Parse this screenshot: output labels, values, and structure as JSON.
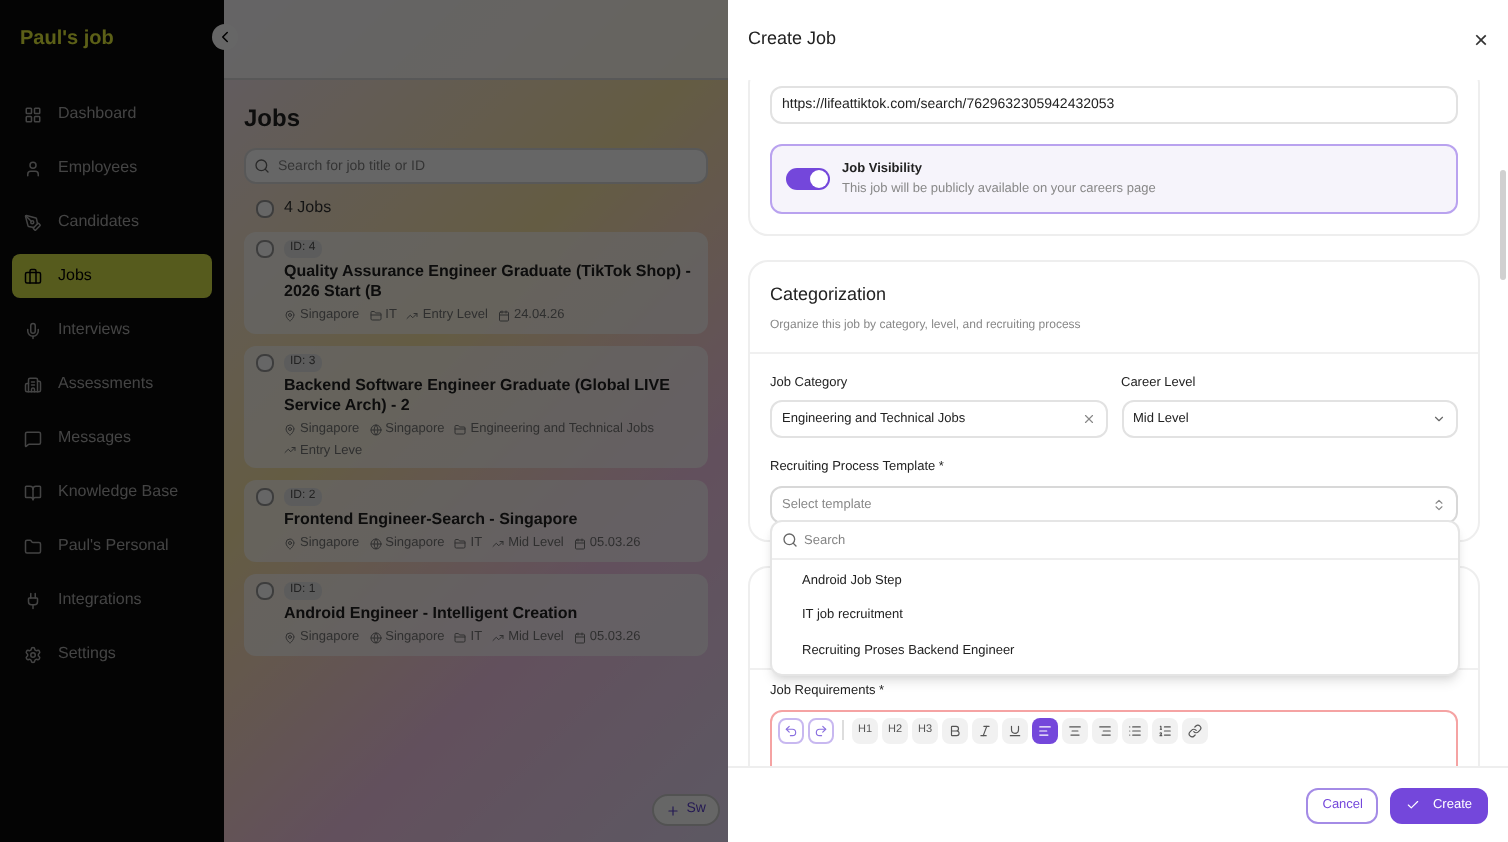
{
  "sidebar": {
    "brand": "Paul's job",
    "items": [
      {
        "label": "Dashboard",
        "selected": false
      },
      {
        "label": "Employees",
        "selected": false
      },
      {
        "label": "Candidates",
        "selected": false
      },
      {
        "label": "Jobs",
        "selected": true
      },
      {
        "label": "Interviews",
        "selected": false
      },
      {
        "label": "Assessments",
        "selected": false
      },
      {
        "label": "Messages",
        "selected": false
      },
      {
        "label": "Knowledge Base",
        "selected": false
      },
      {
        "label": "Paul's Personal",
        "selected": false
      },
      {
        "label": "Integrations",
        "selected": false
      },
      {
        "label": "Settings",
        "selected": false
      }
    ]
  },
  "main": {
    "title": "Jobs",
    "search": {
      "placeholder": "Search for job title or ID"
    },
    "count": "4 Jobs",
    "all_checked": false,
    "jobs": [
      {
        "checked": false,
        "id": "ID: 4",
        "title": "Quality Assurance Engineer Graduate (TikTok Shop) - 2026 Start (B",
        "meta": [
          {
            "kind": "location",
            "text": "Singapore"
          },
          {
            "kind": "category",
            "text": "IT"
          },
          {
            "kind": "level",
            "text": "Entry Level"
          },
          {
            "kind": "date",
            "text": "24.04.26"
          }
        ]
      },
      {
        "checked": false,
        "id": "ID: 3",
        "title": "Backend Software Engineer Graduate (Global LIVE Service Arch) - 2",
        "meta": [
          {
            "kind": "location",
            "text": "Singapore"
          },
          {
            "kind": "office",
            "text": "Singapore"
          },
          {
            "kind": "category",
            "text": "Engineering and Technical Jobs"
          },
          {
            "kind": "level",
            "text": "Entry Leve"
          }
        ]
      },
      {
        "checked": false,
        "id": "ID: 2",
        "title": "Frontend Engineer-Search - Singapore",
        "meta": [
          {
            "kind": "location",
            "text": "Singapore"
          },
          {
            "kind": "office",
            "text": "Singapore"
          },
          {
            "kind": "category",
            "text": "IT"
          },
          {
            "kind": "level",
            "text": "Mid Level"
          },
          {
            "kind": "date",
            "text": "05.03.26"
          }
        ]
      },
      {
        "checked": false,
        "id": "ID: 1",
        "title": "Android Engineer - Intelligent Creation",
        "meta": [
          {
            "kind": "location",
            "text": "Singapore"
          },
          {
            "kind": "office",
            "text": "Singapore"
          },
          {
            "kind": "category",
            "text": "IT"
          },
          {
            "kind": "level",
            "text": "Mid Level"
          },
          {
            "kind": "date",
            "text": "05.03.26"
          }
        ]
      }
    ],
    "floating_button": "Sw"
  },
  "drawer": {
    "title": "Create Job",
    "close": "×",
    "url": "https://lifeattiktok.com/search/7629632305942432053",
    "visibility": {
      "label": "Job Visibility",
      "description": "This job will be publicly available on your careers page",
      "on": true
    },
    "categorization": {
      "title": "Categorization",
      "subtitle": "Organize this job by category, level, and recruiting process",
      "job_category": {
        "label": "Job Category",
        "value": "Engineering and Technical Jobs"
      },
      "career_level": {
        "label": "Career Level",
        "value": "Mid Level"
      },
      "template": {
        "label": "Recruiting Process Template *",
        "placeholder": "Select template",
        "expanded": true,
        "search_placeholder": "Search",
        "options": [
          "Android Job Step",
          "IT job recruitment",
          "Recruiting Proses Backend Engineer"
        ]
      }
    },
    "requirements": {
      "label": "Job Requirements *",
      "toolbar": [
        {
          "kind": "undo",
          "active": false
        },
        {
          "kind": "redo",
          "active": false
        },
        {
          "kind": "h1",
          "label": "H1",
          "active": false
        },
        {
          "kind": "h2",
          "label": "H2",
          "active": false
        },
        {
          "kind": "h3",
          "label": "H3",
          "active": false
        },
        {
          "kind": "bold",
          "active": false
        },
        {
          "kind": "italic",
          "active": false
        },
        {
          "kind": "underline",
          "active": false
        },
        {
          "kind": "align-left",
          "active": true
        },
        {
          "kind": "align-center",
          "active": false
        },
        {
          "kind": "align-right",
          "active": false
        },
        {
          "kind": "bullets",
          "active": false
        },
        {
          "kind": "numbers",
          "active": false
        },
        {
          "kind": "link",
          "active": false
        }
      ]
    },
    "buttons": {
      "cancel": "Cancel",
      "create": "Create"
    }
  }
}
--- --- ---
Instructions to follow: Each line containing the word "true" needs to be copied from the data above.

Solution to this problem:
        "selected": true
      "on": true
        "expanded": true,
          "active": true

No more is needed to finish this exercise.